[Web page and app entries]
<<<<

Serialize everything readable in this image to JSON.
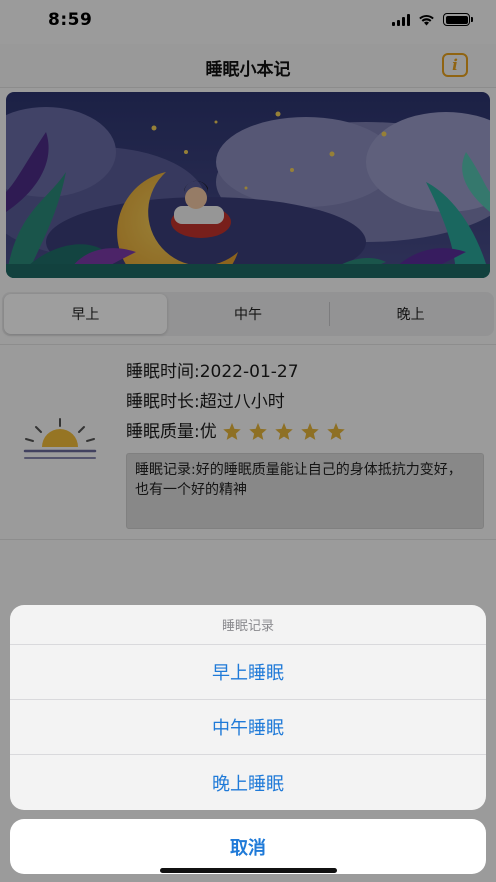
{
  "status": {
    "time": "8:59"
  },
  "nav": {
    "title": "睡眠小本记",
    "info_glyph": "i"
  },
  "tabs": [
    {
      "label": "早上",
      "active": true
    },
    {
      "label": "中午",
      "active": false
    },
    {
      "label": "晚上",
      "active": false
    }
  ],
  "record": {
    "time_line": "睡眠时间:2022-01-27",
    "duration_line": "睡眠时长:超过八小时",
    "quality_line": "睡眠质量:优",
    "quality_stars": 5,
    "note": "睡眠记录:好的睡眠质量能让自己的身体抵抗力变好，也有一个好的精神"
  },
  "action_sheet": {
    "title": "睡眠记录",
    "options": [
      "早上睡眠",
      "中午睡眠",
      "晚上睡眠"
    ],
    "cancel": "取消"
  },
  "colors": {
    "accent": "#1f7ad8",
    "info_icon": "#e8a21d",
    "star": "#e6b53a"
  }
}
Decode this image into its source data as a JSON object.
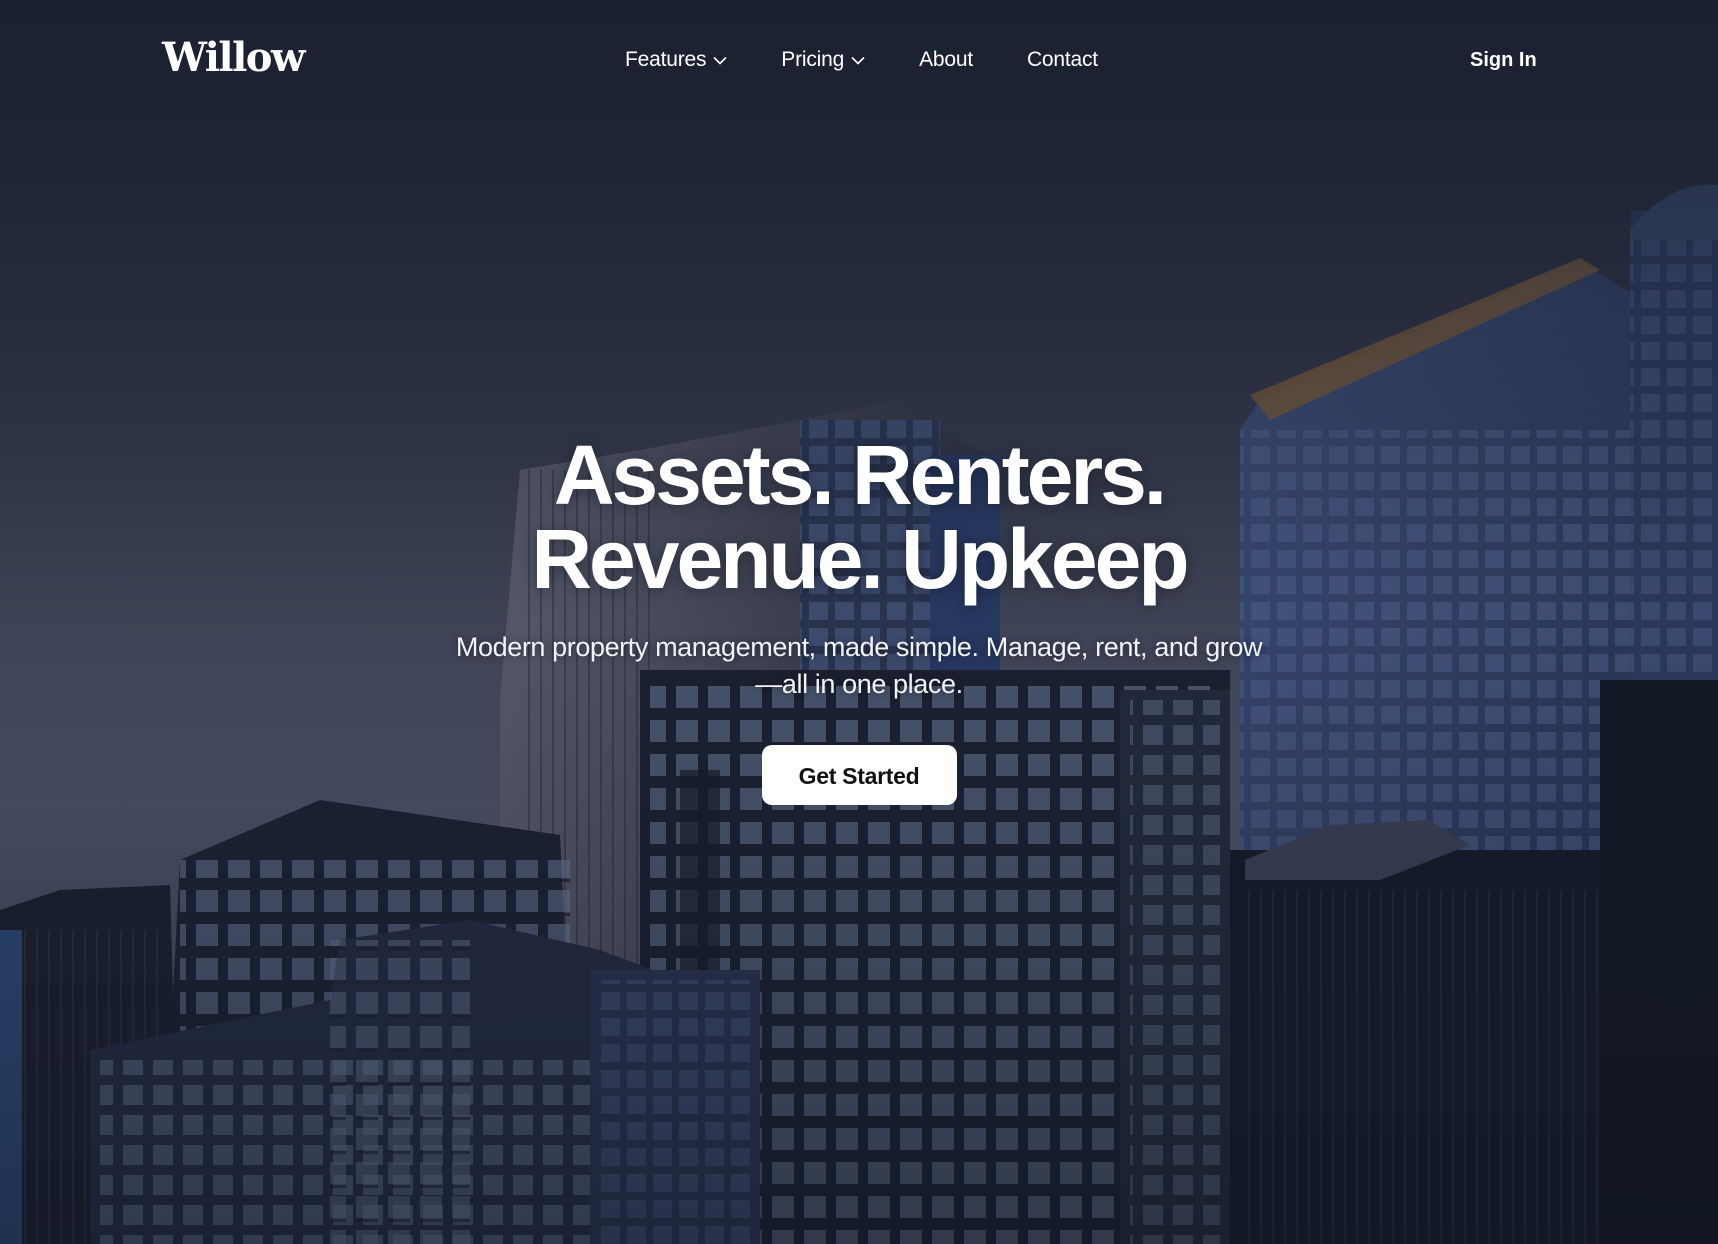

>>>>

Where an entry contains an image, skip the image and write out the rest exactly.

- [Answer box]
Serialize everything readable in this image to JSON.
{
  "status": {
    "time": "8:59"
  },
  "nav": {
    "title": "睡眠小本记",
    "info_glyph": "i"
  },
  "tabs": [
    {
      "label": "早上",
      "active": true
    },
    {
      "label": "中午",
      "active": false
    },
    {
      "label": "晚上",
      "active": false
    }
  ],
  "record": {
    "time_line": "睡眠时间:2022-01-27",
    "duration_line": "睡眠时长:超过八小时",
    "quality_line": "睡眠质量:优",
    "quality_stars": 5,
    "note": "睡眠记录:好的睡眠质量能让自己的身体抵抗力变好，也有一个好的精神"
  },
  "action_sheet": {
    "title": "睡眠记录",
    "options": [
      "早上睡眠",
      "中午睡眠",
      "晚上睡眠"
    ],
    "cancel": "取消"
  },
  "colors": {
    "accent": "#1f7ad8",
    "info_icon": "#e8a21d",
    "star": "#e6b53a"
  }
}
Decode this image into its source data as a JSON object.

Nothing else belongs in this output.